**Data for analysis**
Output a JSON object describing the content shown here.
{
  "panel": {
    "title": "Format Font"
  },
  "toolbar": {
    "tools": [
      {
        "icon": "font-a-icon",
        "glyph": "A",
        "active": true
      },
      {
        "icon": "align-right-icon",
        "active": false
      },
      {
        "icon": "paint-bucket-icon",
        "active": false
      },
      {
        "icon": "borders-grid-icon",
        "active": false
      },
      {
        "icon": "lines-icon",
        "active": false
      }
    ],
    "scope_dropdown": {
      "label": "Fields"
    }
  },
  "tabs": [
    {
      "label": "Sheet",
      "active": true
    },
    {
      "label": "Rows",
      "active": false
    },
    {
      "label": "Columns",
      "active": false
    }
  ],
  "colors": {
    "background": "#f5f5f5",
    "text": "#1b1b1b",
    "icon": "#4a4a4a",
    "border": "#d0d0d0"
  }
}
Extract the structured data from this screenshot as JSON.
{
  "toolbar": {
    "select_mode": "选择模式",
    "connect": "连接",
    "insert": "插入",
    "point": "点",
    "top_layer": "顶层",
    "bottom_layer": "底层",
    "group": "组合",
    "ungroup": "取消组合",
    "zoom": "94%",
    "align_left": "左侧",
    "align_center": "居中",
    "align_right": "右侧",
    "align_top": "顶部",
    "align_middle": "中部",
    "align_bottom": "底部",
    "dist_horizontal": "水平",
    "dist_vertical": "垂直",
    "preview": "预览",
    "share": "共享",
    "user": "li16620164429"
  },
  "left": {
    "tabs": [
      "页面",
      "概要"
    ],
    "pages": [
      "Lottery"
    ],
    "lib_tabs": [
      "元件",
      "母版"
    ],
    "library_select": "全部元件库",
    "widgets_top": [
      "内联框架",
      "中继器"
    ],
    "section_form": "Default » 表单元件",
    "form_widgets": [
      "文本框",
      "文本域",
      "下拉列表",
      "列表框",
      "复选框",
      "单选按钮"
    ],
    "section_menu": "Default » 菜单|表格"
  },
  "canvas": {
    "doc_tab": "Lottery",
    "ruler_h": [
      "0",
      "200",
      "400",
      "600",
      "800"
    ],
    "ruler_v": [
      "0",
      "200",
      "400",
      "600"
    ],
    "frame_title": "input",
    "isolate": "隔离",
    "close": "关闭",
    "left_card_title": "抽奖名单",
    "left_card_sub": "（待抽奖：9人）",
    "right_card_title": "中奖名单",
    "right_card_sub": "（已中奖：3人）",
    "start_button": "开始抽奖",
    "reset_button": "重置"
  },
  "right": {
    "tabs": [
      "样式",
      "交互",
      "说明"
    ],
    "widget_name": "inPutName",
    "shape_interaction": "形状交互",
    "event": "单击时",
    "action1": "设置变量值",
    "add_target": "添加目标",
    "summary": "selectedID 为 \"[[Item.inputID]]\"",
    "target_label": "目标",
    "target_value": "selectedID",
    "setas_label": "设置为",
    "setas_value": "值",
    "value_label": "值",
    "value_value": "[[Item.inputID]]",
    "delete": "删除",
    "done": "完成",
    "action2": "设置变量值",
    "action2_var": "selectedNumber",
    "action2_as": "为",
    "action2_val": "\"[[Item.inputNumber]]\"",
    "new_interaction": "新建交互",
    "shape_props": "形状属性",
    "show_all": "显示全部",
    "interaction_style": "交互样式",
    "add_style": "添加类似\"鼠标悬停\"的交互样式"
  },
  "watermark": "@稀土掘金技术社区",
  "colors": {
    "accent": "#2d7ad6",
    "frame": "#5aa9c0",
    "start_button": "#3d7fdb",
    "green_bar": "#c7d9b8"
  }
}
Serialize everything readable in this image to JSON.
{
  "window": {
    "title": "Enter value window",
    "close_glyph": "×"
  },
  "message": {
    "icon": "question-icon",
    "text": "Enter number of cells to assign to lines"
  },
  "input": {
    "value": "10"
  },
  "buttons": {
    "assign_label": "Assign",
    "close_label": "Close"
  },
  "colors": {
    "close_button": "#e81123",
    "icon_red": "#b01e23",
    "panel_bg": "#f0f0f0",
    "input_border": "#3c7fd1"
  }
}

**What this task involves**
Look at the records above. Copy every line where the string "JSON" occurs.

**Answer box**
Output a JSON object describing the content shown here.
Extract the structured data from this screenshot as JSON.
Serialize everything readable in this image to JSON.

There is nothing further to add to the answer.